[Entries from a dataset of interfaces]
━━━━

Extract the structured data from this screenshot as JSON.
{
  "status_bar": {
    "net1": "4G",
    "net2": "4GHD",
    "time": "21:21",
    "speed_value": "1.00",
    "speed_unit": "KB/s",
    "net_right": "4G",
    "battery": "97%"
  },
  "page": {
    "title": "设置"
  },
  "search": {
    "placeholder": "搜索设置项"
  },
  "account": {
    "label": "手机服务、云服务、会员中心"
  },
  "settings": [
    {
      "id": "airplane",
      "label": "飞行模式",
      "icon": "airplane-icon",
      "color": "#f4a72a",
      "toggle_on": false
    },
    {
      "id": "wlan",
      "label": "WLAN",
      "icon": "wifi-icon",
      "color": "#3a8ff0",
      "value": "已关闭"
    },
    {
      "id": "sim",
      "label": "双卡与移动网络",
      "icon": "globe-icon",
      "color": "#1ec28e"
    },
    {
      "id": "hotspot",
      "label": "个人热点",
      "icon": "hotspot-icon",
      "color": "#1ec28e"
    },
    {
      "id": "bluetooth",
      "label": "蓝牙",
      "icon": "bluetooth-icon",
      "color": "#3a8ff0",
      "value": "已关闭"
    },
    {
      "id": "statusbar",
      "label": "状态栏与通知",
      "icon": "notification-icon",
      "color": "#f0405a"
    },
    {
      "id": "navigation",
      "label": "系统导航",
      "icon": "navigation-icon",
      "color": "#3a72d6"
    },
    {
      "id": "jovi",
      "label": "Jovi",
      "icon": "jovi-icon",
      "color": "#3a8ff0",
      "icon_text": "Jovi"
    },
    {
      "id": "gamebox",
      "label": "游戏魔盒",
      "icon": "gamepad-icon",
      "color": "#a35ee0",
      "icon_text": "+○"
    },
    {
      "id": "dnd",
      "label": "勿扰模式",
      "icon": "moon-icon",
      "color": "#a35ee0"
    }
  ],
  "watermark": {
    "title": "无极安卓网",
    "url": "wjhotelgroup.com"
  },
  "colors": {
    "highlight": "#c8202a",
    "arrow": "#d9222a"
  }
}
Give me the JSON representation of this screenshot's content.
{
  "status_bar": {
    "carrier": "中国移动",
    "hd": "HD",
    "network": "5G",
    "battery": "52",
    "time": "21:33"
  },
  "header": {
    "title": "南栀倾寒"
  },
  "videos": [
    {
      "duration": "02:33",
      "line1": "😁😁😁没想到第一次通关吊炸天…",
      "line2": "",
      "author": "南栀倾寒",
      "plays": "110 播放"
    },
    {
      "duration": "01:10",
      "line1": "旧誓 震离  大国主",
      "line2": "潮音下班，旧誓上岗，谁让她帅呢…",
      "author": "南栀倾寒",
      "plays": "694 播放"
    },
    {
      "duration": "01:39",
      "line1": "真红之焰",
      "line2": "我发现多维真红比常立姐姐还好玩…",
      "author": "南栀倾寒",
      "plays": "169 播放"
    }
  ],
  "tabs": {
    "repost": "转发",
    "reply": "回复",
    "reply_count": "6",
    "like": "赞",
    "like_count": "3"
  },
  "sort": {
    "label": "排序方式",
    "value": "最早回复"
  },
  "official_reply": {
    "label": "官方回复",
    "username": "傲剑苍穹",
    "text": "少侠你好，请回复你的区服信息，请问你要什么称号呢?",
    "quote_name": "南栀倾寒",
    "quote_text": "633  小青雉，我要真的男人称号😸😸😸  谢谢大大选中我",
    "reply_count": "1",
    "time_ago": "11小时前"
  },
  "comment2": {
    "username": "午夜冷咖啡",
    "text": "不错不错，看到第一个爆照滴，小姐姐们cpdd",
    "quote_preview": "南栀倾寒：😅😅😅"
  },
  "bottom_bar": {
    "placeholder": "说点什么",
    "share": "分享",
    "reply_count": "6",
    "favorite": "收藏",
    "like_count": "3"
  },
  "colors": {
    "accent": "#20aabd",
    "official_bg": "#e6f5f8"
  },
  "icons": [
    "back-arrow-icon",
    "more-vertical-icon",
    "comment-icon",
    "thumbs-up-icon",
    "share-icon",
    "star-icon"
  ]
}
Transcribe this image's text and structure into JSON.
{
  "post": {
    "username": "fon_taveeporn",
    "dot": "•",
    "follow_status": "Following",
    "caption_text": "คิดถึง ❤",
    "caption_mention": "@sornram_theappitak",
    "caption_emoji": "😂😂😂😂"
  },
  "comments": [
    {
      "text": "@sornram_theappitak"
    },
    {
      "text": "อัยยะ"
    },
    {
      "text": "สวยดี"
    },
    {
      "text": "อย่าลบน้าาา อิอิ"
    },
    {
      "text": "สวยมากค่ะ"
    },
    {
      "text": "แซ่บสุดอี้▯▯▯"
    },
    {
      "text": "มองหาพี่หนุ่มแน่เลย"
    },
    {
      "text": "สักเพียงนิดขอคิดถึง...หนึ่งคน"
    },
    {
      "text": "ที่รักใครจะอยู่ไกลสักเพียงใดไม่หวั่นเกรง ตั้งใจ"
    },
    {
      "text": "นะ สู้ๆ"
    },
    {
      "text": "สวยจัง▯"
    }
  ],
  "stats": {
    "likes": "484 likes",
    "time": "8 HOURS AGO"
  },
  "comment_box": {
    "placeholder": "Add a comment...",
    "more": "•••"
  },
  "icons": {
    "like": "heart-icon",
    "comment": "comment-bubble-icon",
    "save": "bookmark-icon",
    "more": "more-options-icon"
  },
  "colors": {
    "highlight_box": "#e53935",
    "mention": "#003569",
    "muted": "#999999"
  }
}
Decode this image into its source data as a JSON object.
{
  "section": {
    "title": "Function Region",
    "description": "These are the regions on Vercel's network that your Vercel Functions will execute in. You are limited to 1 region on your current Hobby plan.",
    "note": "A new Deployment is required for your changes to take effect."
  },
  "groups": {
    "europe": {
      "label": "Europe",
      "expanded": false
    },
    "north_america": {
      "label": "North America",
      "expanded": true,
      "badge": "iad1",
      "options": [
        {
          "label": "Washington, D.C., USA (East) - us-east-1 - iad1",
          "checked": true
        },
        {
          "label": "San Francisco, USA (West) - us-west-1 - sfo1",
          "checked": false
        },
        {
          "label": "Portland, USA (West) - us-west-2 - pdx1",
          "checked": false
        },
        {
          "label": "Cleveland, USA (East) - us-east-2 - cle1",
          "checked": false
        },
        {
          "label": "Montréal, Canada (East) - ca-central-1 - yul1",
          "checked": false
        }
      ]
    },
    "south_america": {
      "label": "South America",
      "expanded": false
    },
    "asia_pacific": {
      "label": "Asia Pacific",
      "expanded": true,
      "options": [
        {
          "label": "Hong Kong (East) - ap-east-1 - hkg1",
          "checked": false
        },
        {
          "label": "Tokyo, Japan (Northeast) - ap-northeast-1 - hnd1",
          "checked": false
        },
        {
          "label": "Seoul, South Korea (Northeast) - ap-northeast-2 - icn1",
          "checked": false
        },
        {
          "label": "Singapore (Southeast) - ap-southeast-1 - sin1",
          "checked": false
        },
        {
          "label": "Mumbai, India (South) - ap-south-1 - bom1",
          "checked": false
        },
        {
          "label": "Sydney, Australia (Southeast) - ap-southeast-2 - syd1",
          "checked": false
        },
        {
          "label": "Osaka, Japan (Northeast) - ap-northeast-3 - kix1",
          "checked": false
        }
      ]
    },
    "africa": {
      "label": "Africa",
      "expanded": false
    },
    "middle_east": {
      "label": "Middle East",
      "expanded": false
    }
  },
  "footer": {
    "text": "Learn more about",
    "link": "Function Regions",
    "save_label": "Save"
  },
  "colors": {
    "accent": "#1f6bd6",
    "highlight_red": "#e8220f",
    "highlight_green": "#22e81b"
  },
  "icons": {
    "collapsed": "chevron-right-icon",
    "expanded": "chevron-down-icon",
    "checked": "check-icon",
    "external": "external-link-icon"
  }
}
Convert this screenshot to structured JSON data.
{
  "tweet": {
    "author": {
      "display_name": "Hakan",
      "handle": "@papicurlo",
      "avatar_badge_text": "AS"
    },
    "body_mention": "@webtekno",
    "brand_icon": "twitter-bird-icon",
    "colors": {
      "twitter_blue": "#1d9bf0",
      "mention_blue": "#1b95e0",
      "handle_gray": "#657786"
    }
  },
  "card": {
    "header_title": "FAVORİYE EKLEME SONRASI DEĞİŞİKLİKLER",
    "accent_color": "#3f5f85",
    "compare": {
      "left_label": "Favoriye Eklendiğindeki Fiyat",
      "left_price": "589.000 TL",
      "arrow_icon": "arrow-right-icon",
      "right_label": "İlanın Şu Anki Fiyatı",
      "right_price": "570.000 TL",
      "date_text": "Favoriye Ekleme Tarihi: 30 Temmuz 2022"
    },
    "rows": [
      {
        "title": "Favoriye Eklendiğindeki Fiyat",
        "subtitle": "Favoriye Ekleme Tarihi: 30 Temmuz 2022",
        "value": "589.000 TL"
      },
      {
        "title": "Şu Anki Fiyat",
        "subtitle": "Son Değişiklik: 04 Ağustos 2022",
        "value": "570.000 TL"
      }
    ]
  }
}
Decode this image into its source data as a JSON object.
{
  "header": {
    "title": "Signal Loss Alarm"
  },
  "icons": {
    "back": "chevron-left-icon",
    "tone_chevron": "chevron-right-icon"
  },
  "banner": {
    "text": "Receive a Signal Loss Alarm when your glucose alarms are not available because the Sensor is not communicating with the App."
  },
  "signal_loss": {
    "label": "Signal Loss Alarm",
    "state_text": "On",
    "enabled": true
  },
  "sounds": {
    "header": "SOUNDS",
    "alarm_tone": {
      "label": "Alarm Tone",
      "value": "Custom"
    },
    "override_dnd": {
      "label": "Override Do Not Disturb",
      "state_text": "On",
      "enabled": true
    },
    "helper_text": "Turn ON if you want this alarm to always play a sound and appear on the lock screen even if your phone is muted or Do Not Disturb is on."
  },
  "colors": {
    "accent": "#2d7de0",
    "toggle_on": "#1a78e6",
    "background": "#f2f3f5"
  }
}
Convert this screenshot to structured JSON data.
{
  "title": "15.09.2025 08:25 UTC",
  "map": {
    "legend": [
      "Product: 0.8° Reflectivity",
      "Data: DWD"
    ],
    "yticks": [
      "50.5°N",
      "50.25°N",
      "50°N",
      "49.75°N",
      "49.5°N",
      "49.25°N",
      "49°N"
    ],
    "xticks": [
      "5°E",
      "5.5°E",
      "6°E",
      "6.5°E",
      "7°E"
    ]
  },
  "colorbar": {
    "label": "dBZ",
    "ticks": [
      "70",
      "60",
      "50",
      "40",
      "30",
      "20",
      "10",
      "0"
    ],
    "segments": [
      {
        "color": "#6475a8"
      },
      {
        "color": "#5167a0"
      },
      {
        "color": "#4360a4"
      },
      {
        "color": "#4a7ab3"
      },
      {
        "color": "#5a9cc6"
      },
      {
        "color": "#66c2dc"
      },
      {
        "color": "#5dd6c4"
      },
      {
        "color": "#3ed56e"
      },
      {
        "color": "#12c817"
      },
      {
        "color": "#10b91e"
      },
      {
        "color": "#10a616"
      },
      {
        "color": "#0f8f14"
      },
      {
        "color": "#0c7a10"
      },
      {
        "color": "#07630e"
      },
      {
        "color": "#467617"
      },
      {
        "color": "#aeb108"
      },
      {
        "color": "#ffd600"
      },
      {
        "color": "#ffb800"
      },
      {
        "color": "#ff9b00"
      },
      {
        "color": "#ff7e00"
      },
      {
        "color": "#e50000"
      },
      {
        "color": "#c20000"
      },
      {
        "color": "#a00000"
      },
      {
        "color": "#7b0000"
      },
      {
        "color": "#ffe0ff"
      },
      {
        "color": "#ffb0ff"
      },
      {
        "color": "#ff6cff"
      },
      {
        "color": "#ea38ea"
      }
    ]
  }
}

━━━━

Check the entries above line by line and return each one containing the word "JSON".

Extract the structured data from this screenshot as JSON.
Give me the JSON representation of this screenshot's content.
Transcribe this image's text and structure into JSON.
Decode this image into its source data as a JSON object.
Convert this screenshot to structured JSON data.
Decode this image into its source data as a JSON object.
Convert this screenshot to structured JSON data.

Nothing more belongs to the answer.